"We are not going to ever look the same," he said.

Griffith said he liked bringing his players to Pascagoula to work. For one, it gives him a chance to interact with his team on a level other than coach or professor -- as Griffith also teaches kinesiology at David Lipscomb.

"They get to see me in a different light, off the tennis court and outside the classroom," said Griffith. "And, that's good."

The trip down also allows his team to develop chemistry with each other. "They get to work physically together," he said. "They get to see what hard work will do."

But, more importantly, said Griffith, coming to Pascagoula gets his team out of their comfort zone.

"We are a private school," he said. "Many of my players come from more affluent families. But, here they have to take a shower after another group in cold water."

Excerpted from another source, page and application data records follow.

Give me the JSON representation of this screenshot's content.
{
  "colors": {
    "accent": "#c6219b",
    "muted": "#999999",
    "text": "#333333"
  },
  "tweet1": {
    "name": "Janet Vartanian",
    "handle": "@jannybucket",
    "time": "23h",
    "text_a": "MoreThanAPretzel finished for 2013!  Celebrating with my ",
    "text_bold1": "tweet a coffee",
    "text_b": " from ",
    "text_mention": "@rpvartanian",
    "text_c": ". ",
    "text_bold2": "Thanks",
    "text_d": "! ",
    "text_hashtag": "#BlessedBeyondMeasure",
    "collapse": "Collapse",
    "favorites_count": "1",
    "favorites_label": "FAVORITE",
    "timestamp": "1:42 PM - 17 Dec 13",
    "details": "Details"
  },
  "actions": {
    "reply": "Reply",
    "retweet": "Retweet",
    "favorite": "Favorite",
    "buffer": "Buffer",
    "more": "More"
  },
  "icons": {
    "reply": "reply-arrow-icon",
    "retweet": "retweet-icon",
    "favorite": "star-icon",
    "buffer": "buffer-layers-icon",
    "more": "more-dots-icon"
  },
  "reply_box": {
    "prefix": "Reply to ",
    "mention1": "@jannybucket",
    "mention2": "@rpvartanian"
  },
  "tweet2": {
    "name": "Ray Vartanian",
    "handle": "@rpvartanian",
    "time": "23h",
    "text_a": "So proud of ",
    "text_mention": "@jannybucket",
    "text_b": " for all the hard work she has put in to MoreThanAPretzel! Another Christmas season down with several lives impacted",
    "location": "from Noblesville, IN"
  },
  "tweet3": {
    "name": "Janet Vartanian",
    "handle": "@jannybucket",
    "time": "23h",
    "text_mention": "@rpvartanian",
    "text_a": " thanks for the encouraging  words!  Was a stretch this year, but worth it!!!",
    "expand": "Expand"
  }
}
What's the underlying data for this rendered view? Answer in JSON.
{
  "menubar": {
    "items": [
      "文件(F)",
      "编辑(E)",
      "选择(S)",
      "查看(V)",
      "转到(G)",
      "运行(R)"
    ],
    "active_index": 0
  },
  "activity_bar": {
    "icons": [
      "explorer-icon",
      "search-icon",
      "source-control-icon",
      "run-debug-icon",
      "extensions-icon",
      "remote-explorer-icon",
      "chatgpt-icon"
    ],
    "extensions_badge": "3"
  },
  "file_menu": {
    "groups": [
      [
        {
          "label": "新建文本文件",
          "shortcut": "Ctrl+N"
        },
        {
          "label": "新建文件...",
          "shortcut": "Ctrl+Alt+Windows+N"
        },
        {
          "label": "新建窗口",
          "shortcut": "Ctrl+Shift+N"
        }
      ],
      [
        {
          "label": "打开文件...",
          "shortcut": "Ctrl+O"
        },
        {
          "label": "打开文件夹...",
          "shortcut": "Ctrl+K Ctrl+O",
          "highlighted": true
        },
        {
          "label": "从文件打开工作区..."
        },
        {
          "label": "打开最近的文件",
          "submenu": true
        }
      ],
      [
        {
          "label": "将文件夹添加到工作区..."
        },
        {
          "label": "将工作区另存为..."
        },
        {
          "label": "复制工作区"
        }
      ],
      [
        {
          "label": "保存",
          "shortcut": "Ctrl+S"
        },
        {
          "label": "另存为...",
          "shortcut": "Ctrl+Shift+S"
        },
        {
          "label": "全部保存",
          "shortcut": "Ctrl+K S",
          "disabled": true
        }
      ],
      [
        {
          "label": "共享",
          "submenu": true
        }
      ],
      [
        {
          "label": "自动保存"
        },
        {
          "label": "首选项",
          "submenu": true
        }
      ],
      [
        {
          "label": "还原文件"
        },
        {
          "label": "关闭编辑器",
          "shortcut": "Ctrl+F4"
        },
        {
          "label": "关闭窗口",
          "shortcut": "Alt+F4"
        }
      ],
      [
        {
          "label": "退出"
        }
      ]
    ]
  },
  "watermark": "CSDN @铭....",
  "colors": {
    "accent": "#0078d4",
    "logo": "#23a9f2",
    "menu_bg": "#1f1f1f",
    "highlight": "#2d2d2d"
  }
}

Mucking buildings, hanging dry wall, sanding a ceiling and other chores involved in the disaster cleanup forced his players to get outside of their comforts Griffith said. "And, that is good."

And, Griffith gets to spend time with his team without running the risk of violating NCAA rules. "The NCAA encourages teams to get involved in community activities," he said. "The NCAA wants schools to do things like this."

By spending time with his players away from the court, Griffith said he was able to teach them some more important things than tennis. "While I am trying to improve them as a tennis player," he said, "I am also trying to improve them in the game of life."

Reporter Veto F. Roley can be reached at vroley@themississippipress or (228) 934-1427.